The Indian National Congress too accused the BJP of politicizing the issue in the name of religion. Kishore Bhattacharya, senior Congress spokesman and general secretary of the Assam Pradesh Congress Committee, said in a phone conversation with this reporter: “Since the BJP government has failed to keep its development promises, this is its new election strategy, to instill a religious sentiment among the people and win over the vote bank in the upcoming panchayat [local] and Lok Sabha [lower house of the federal Parliament] elections.”
Rising incidences of crime

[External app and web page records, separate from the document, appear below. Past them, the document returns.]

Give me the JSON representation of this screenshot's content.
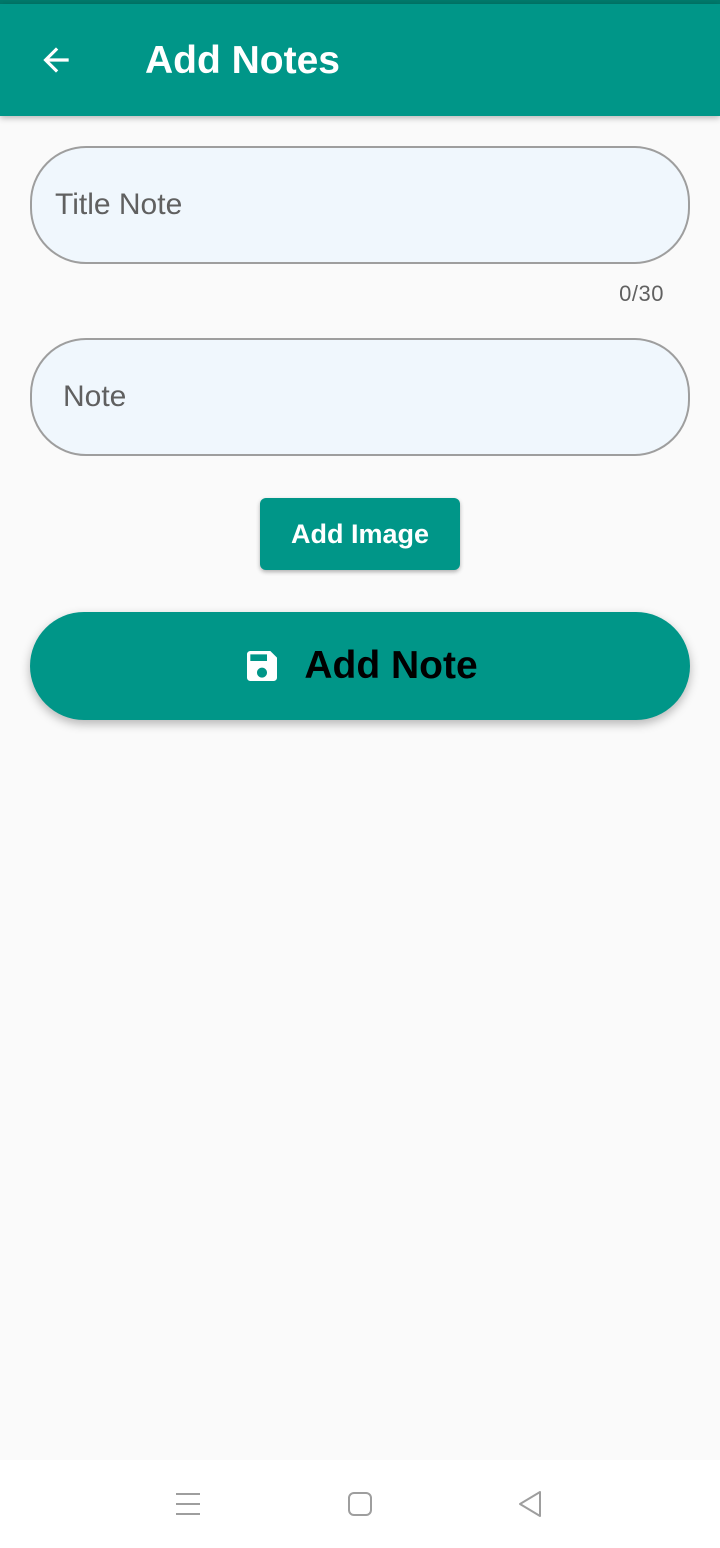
{
  "app_bar": {
    "title": "Add Notes",
    "back_icon": "arrow-back-icon",
    "background": "#009688"
  },
  "form": {
    "title_field": {
      "placeholder": "Title Note",
      "value": ""
    },
    "title_counter": "0/30",
    "note_field": {
      "placeholder": "Note",
      "value": ""
    },
    "add_image_label": "Add Image",
    "add_note_label": "Add Note",
    "add_note_icon": "save-icon"
  },
  "nav_bar": {
    "icons": [
      "menu-icon",
      "home-square-icon",
      "back-triangle-icon"
    ]
  },
  "colors": {
    "accent": "#009688",
    "status_strip": "#00796b",
    "field_fill": "#f0f7fd",
    "field_border": "#9e9e9e",
    "background": "#fafafa"
  }
}
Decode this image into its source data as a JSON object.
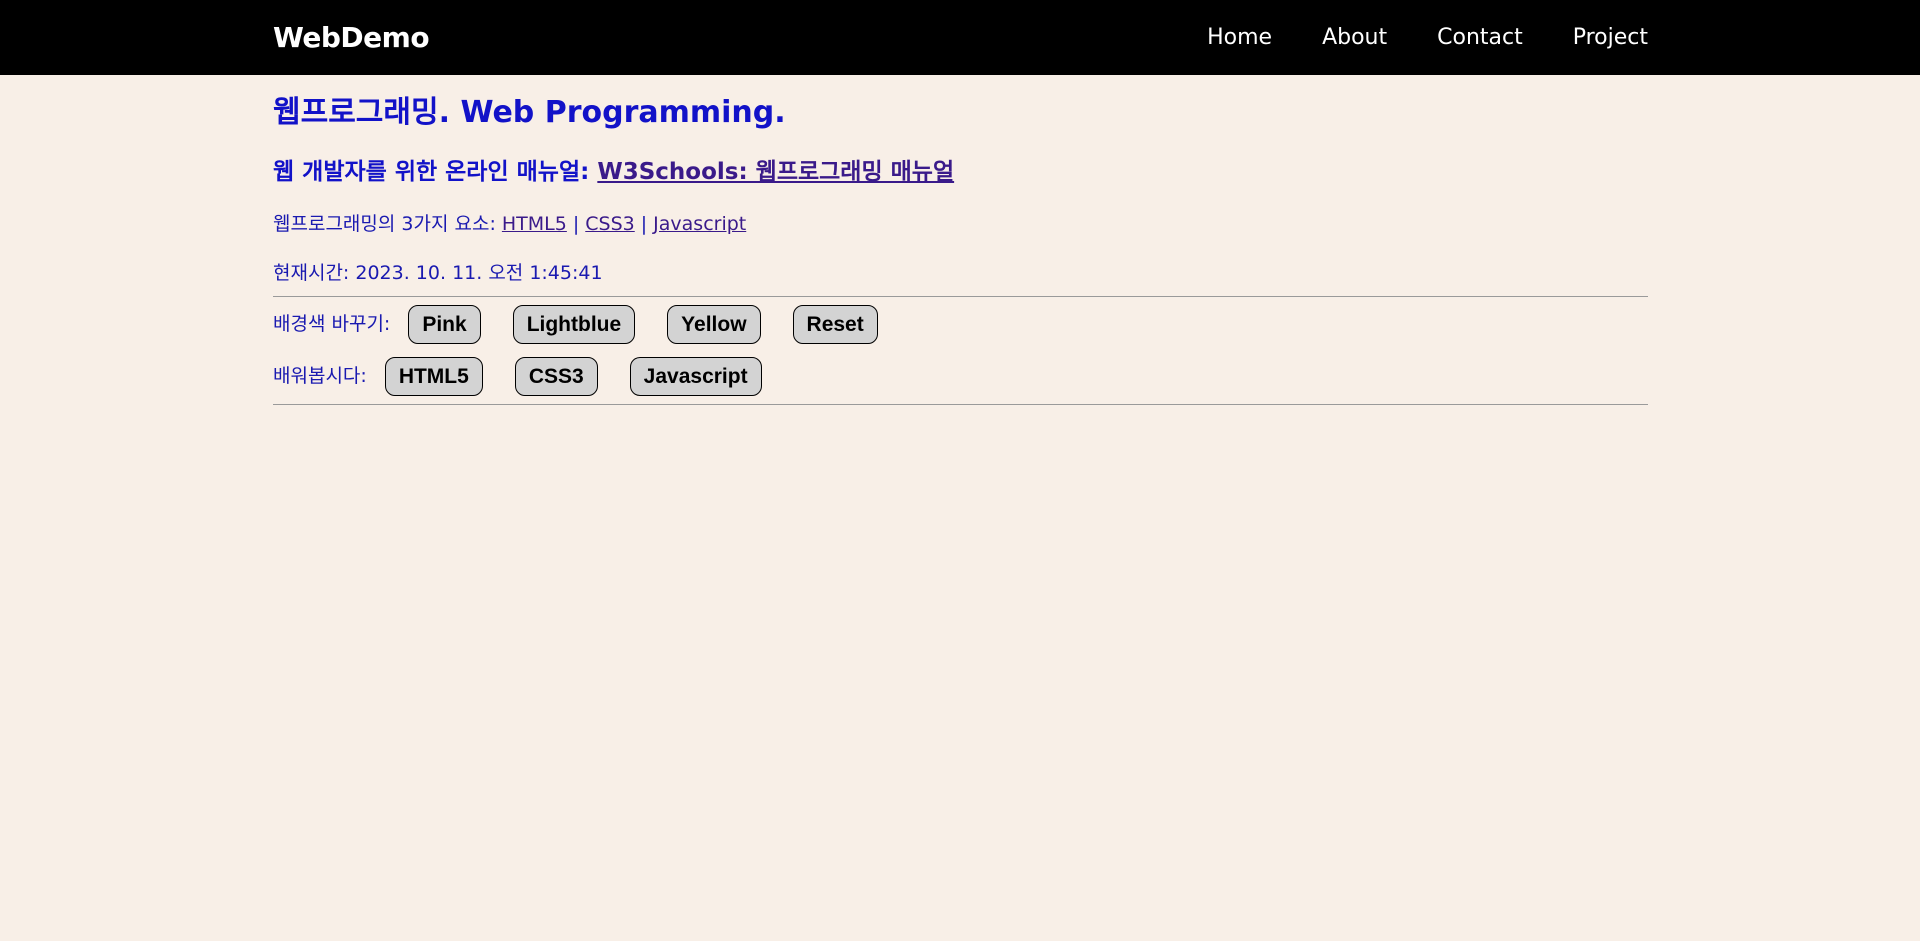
{
  "header": {
    "brand": "WebDemo",
    "nav": [
      "Home",
      "About",
      "Contact",
      "Project"
    ]
  },
  "main": {
    "title": "웹프로그래밍. Web Programming.",
    "subtitle_prefix": "웹 개발자를 위한 온라인 매뉴얼: ",
    "subtitle_link": "W3Schools: 웹프로그래밍 매뉴얼",
    "elements_label": "웹프로그래밍의 3가지 요소: ",
    "elements_links": [
      "HTML5",
      "CSS3",
      "Javascript"
    ],
    "separator": "|",
    "clock_label": "현재시간: ",
    "clock_value": "2023. 10. 11. 오전 1:45:41"
  },
  "bg_controls": {
    "label": "배경색 바꾸기:",
    "buttons": [
      "Pink",
      "Lightblue",
      "Yellow",
      "Reset"
    ]
  },
  "learn_controls": {
    "label": "배워봅시다:",
    "buttons": [
      "HTML5",
      "CSS3",
      "Javascript"
    ]
  },
  "colors": {
    "background": "#f8efe7",
    "header_bg": "#000000",
    "text": "#1212c8",
    "link": "#3a1a8a",
    "button_bg": "#d3d3d3"
  }
}
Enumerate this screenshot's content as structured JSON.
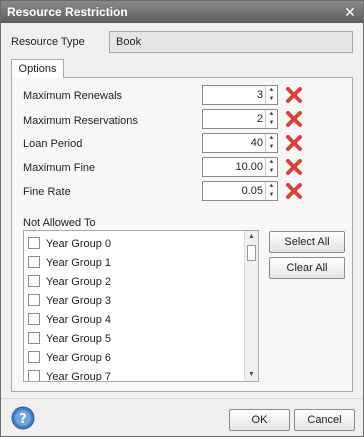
{
  "window": {
    "title": "Resource Restriction",
    "close_glyph": "✕"
  },
  "resource_type": {
    "label": "Resource Type",
    "value": "Book"
  },
  "tab": {
    "label": "Options"
  },
  "fields": [
    {
      "label": "Maximum Renewals",
      "value": "3"
    },
    {
      "label": "Maximum Reservations",
      "value": "2"
    },
    {
      "label": "Loan Period",
      "value": "40"
    },
    {
      "label": "Maximum Fine",
      "value": "10.00"
    },
    {
      "label": "Fine Rate",
      "value": "0.05"
    }
  ],
  "not_allowed": {
    "label": "Not Allowed To",
    "items": [
      "Year Group 0",
      "Year Group 1",
      "Year Group 2",
      "Year Group 3",
      "Year Group 4",
      "Year Group 5",
      "Year Group 6",
      "Year Group 7"
    ]
  },
  "buttons": {
    "select_all": "Select All",
    "clear_all": "Clear All",
    "ok": "OK",
    "cancel": "Cancel"
  },
  "icons": {
    "help": "help-icon",
    "delete": "red-x-icon"
  },
  "colors": {
    "title_bar": "#6e6e6e",
    "delete_red": "#d9423c",
    "help_blue": "#3f7fc4"
  }
}
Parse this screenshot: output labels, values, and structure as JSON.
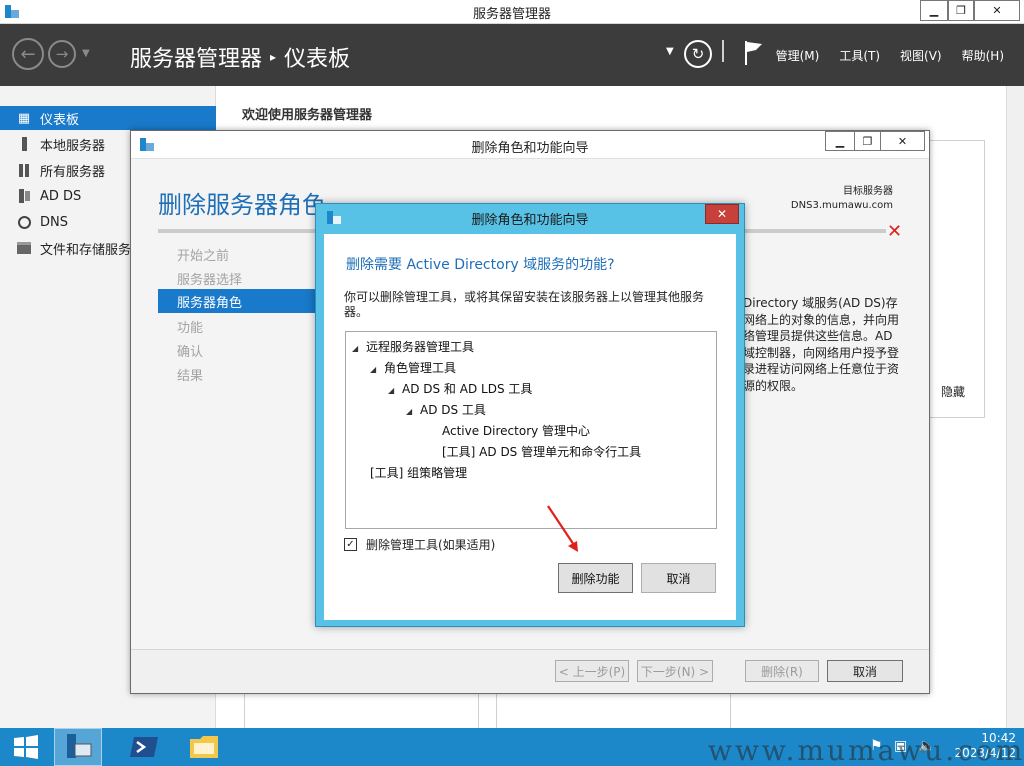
{
  "window": {
    "title": "服务器管理器",
    "minimize": "▁",
    "restore": "❐",
    "close": "✕"
  },
  "header": {
    "breadcrumb_root": "服务器管理器",
    "breadcrumb_sep": "▸",
    "breadcrumb_page": "仪表板",
    "menu": [
      "管理(M)",
      "工具(T)",
      "视图(V)",
      "帮助(H)"
    ]
  },
  "sidebar": {
    "items": [
      {
        "label": "仪表板",
        "icon": "dashboard-icon"
      },
      {
        "label": "本地服务器",
        "icon": "server-icon"
      },
      {
        "label": "所有服务器",
        "icon": "servers-icon"
      },
      {
        "label": "AD DS",
        "icon": "ad-ds-icon"
      },
      {
        "label": "DNS",
        "icon": "dns-icon"
      },
      {
        "label": "文件和存储服务",
        "icon": "storage-icon"
      }
    ]
  },
  "dashboard": {
    "welcome": "欢迎使用服务器管理器",
    "hide_label": "隐藏"
  },
  "wizard": {
    "title": "删除角色和功能向导",
    "heading": "删除服务器角色",
    "target_label": "目标服务器",
    "target_server": "DNS3.mumawu.com",
    "steps": [
      "开始之前",
      "服务器选择",
      "服务器角色",
      "功能",
      "确认",
      "结果"
    ],
    "active_step": 2,
    "body_text": "Directory 域服务(AD DS)存网络上的对象的信息，并向用络管理员提供这些信息。AD域控制器，向网络用户授予登录进程访问网络上任意位于资源的权限。",
    "buttons": {
      "prev": "< 上一步(P)",
      "next": "下一步(N) >",
      "remove": "删除(R)",
      "cancel": "取消"
    }
  },
  "dialog": {
    "title": "删除角色和功能向导",
    "close": "✕",
    "heading": "删除需要 Active Directory 域服务的功能?",
    "description": "你可以删除管理工具，或将其保留安装在该服务器上以管理其他服务器。",
    "tree": [
      {
        "label": "远程服务器管理工具",
        "level": 0,
        "expanded": true
      },
      {
        "label": "角色管理工具",
        "level": 1,
        "expanded": true
      },
      {
        "label": "AD DS 和 AD LDS 工具",
        "level": 2,
        "expanded": true
      },
      {
        "label": "AD DS 工具",
        "level": 3,
        "expanded": true
      },
      {
        "label": "Active Directory 管理中心",
        "level": 4,
        "expanded": false
      },
      {
        "label": "[工具] AD DS 管理单元和命令行工具",
        "level": 4,
        "expanded": false
      },
      {
        "label": "[工具] 组策略管理",
        "level": 0,
        "expanded": false
      }
    ],
    "checkbox_label": "删除管理工具(如果适用)",
    "checkbox_checked": true,
    "buttons": {
      "remove_features": "删除功能",
      "cancel": "取消"
    }
  },
  "taskbar": {
    "time": "10:42",
    "date": "2023/4/12"
  },
  "watermark": "www.mumawu.com",
  "colors": {
    "accent": "#1979ca",
    "dialog_frame": "#58c2e6",
    "taskbar": "#1c87c9",
    "header": "#3c3c3c",
    "error": "#e0201b"
  }
}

Crimes against women have indeed been on the rise in Assam since 2016. According to a report by the National Crime Bureau, Assam was second on the list of crimes against women in 2016. There were 20,869 cases of crimes against women that year. In February this year, Patowary told the assembly that 29,223 incidents of violence against women had been recorded in the state in the past two years.
In the past month, at least four such cases have been reported. On March 16, eight men waylaid a couple they had met on a local train on the pretext of helping them, and gang-raped the 35-year-old woman in a forest near Kampur, a town in Nagaon district. All eight were arrested the next day.
On March 23, a man and two boys gang-raped a Grade 5 pupil and burned her alive in the Lalunggaon area of the same district. The girl suffered burns to 95% of her body. Two of the accused were arrested the same day.
Also on March 23, a seven-year-old girl was lured to a tea garden with chocolates and raped by a man in Palashbari, Kamrup district.
On April 6, the body of a five-year-old who had been raped and murdered was found in a sack in Moran, Dibrugarh.
Mukesh Sahay, director general of Assam police, said: “The honorable chief minister has already taken these cases seriously. He’s also written to the honorable chief justice, who has directed the creation of a fast-track court to dispose of these cases. So investigations and trials are bound to improve.”
Rupam Goswami, spokesman and media convener of the Assam BJP unit, explained the spurt in crimes against women by saying that during the Congress party’s rule in the state, people hesitated to file cases with the police.
Praising the “good governance” of state Chief Minister Sarbananda Sonowal, he said people were now coming out to fight against such atrocities, which could be seen in the rising number of such cases being recorded.
Pratyush Deep is a freelance writer based in Jorhat, Assam, and a member of 101Reporters.com, a pan-India network of grassroots reporters.